We have discussed how to calculate the probability that an event will happen. Sometimes, we are interested in finding the probability that an event will *not* happen. The **complement of an event** [latex]E[/latex], denoted [latex]{E}^{\prime }[/latex], is the set of outcomes in the sample space that are not in [latex]E[/latex]. For example, suppose we are interested in the probability that a horse will lose a race. If event [latex]W[/latex] is the horse winning the race, then the complement of event [latex]W[/latex] is the horse losing the race.

To find the probability that the horse loses the race, we need to use the fact that the sum of all probabilities in a probability model must be 1.

The probability of the horse winning added to the probability of the horse losing must be equal to 1. Therefore, if the probability of the horse winning the race is [latex]\frac{1}{9}[/latex], the probability of the horse losing the race is simply

### A General Note: The Complement Rule

The probability that the **complement of an event** will occur is given by
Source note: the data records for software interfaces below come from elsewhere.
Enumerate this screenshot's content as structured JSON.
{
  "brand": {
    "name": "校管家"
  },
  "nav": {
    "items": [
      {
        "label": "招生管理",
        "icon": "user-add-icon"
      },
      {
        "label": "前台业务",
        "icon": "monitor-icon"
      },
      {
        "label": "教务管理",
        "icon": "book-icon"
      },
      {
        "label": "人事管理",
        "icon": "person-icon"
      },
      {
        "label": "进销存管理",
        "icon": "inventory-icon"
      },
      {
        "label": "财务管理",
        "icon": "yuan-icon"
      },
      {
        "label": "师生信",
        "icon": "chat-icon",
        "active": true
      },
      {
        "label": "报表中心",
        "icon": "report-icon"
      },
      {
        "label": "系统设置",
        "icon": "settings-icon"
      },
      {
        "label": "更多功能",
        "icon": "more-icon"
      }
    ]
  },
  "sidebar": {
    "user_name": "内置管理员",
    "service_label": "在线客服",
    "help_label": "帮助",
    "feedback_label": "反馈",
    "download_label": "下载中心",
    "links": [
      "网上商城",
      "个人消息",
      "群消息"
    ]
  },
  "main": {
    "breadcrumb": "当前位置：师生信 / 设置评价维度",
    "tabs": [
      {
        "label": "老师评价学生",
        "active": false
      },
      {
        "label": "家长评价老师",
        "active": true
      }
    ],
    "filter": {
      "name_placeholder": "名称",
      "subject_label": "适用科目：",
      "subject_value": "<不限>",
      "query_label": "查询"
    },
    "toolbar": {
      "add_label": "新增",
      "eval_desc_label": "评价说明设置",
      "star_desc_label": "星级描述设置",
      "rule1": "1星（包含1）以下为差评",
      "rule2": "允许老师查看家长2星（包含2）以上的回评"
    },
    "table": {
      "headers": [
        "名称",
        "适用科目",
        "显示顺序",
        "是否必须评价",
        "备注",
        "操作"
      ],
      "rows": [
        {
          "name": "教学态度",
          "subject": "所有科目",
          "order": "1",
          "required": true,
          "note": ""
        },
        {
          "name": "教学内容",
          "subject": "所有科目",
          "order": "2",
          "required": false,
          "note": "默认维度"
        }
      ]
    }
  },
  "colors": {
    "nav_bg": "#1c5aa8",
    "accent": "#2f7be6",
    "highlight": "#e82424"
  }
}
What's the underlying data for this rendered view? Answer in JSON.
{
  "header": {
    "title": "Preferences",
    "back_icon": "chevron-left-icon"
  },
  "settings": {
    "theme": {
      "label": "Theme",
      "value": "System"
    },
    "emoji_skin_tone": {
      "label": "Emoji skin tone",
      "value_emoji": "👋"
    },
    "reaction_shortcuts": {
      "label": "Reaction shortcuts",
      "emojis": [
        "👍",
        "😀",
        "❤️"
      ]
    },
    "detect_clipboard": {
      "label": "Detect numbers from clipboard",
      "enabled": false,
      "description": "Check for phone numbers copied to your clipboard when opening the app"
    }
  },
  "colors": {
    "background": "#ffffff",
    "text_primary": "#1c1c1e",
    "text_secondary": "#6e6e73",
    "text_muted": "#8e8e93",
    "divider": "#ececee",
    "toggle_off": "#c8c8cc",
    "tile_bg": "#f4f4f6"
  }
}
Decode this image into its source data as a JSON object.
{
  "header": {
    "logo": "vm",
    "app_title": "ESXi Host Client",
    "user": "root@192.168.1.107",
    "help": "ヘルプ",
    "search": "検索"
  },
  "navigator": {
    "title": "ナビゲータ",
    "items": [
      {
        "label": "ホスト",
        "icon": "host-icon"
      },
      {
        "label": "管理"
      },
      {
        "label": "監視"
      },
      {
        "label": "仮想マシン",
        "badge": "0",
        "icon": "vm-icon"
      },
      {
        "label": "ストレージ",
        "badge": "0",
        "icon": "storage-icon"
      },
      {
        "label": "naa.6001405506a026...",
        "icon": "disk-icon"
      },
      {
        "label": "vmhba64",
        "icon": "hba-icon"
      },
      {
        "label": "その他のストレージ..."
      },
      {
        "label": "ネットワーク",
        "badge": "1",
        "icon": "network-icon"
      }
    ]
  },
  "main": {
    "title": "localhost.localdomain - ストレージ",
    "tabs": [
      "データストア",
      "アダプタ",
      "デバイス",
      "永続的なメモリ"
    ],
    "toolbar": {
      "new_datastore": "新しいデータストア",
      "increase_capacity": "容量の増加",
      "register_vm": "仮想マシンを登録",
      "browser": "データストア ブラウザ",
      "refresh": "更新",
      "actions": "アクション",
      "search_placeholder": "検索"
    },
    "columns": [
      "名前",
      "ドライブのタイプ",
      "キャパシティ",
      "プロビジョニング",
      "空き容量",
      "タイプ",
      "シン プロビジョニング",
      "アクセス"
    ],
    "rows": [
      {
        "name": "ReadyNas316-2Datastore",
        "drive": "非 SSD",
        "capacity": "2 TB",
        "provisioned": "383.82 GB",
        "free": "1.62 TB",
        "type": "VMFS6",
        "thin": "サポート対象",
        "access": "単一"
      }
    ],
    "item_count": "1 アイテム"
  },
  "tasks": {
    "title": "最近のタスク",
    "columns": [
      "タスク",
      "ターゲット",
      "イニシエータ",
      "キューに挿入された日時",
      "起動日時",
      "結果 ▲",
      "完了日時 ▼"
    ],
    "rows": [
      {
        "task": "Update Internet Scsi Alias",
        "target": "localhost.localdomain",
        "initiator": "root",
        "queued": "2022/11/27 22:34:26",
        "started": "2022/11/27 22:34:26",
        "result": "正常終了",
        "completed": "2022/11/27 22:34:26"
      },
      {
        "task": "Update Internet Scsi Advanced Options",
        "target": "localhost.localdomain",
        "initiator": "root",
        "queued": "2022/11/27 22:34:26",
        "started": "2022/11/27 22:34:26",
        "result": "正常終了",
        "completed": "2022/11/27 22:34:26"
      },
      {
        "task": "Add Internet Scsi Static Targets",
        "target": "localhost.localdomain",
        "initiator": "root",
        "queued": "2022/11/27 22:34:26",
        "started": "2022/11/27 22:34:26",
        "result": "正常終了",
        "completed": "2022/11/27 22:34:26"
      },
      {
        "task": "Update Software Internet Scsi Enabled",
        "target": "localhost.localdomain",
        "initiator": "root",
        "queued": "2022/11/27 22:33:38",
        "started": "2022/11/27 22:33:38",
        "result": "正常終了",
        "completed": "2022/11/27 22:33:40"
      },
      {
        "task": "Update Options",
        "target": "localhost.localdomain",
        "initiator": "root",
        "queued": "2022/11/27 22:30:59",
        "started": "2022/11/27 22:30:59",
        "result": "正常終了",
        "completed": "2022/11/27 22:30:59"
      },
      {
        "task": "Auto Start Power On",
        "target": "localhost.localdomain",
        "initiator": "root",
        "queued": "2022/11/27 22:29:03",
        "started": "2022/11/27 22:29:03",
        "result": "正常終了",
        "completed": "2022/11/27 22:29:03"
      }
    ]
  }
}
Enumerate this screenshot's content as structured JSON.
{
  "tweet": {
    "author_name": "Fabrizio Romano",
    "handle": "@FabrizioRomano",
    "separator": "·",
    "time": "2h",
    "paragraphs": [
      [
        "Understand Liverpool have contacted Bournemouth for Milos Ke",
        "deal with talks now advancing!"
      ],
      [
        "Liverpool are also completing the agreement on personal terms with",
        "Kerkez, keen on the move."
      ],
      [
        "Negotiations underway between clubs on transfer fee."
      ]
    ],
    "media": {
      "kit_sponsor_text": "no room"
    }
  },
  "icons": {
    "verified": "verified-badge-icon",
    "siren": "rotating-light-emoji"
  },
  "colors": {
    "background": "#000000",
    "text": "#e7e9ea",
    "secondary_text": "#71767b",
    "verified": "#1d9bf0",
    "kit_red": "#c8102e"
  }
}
### Example 5: Using the Complement Rule to Calculate Probabilities

Two six-sided number cubes are rolled.

- Find the probability that the sum of the numbers rolled is less than or equal to 3.
- Find the probability that the sum of the numbers rolled is greater than 3.

### Solution

The first step is to identify the sample space, which consists of all the possible outcomes. There are two number cubes, and each number cube has six possible outcomes. Using the Multiplication Principle, we find that there are [latex]6\times 6[/latex], or [latex]\text{ 36 }[/latex] total possible outcomes. So, for example, 1-1 represents a 1 rolled on each number cube.

[latex]\text{1 - 1}[/latex] | [latex]\text{1 - 2}[/latex] | [latex]\text{1 - 3}[/latex] | [latex]\text{1 - 4}[/latex] | [latex]\text{1 - 5}[/latex] | [latex]\text{1 - 6}[/latex] |

[latex]\text{2 - 1}[/latex] | [latex]\text{2 - 2}[/latex] | [latex]\text{2 - 3}[/latex] | [latex]\text{}[/latex] [latex]\text{2 - 4}[/latex] | [latex]\text{2 - 5}[/latex] | [latex]\text{2 - 6}[/latex] |

[latex]\text{3 - 1}[/latex] | [latex]\text{3 - 2}[/latex] | [latex]\text{3 - 3}[/latex] | [latex]\text{3 - 4}[/latex] | [latex]\text{3 - 5}[/latex] | [latex]\text{3 - 6}[/latex] |

[latex]\text{4 - 1}[/latex] | [latex]\text{4 - 2}[/latex] | [latex]\text{4 - 3}[/latex] | [latex]\text{4 - 4}[/latex] | [latex]\text{4 - 5}[/latex] | [latex]\text{4 - 6}[/latex] |

[latex]\text{5 - 1}[/latex] | [latex]\text{5 - 2}[/latex] | [latex]\text{5 - 3}[/latex] | [latex]\text{5 - 4}[/latex] | [latex]\text{5 - 5}[/latex] | [latex]\text{5 - 6}[/latex] |

[latex]\text{6 - 1}[/latex] | [latex]\text{6 - 2}[/latex] | [latex]\text{6 - 3}[/latex] | [latex]\text{6 - 4}[/latex] | [latex]\text{6 - 5}[/latex] | [latex]\text{6 - 6}[/latex] |

- We need to count the number of ways to roll a sum of 3 or less. These would include the following outcomes: 1-1, 1-2, and 2-1. So there are only three ways to roll a sum of 3 or less. The probability is
[latex]\frac{3}{36}=\frac{1}{12}[/latex]
- Rather than listing all the possibilities, we can use the Complement Rule. Because we have already found the probability of the complement of this event, we can simply subtract that probability from 1 to find the probability that the sum of the numbers rolled is greater than 3.
[latex]\begin{array}{l}P\left({E}^{\prime }\right)=1-P\left(E\right)\hfill \\ \text{ }=1-\frac{1}{12}\hfill \\ \text{ }=\frac{11}{12}\hfill \end{array}[/latex]

### Try It 5

Two number cubes are rolled. Use the Complement Rule to find the probability that the sum is less than 10.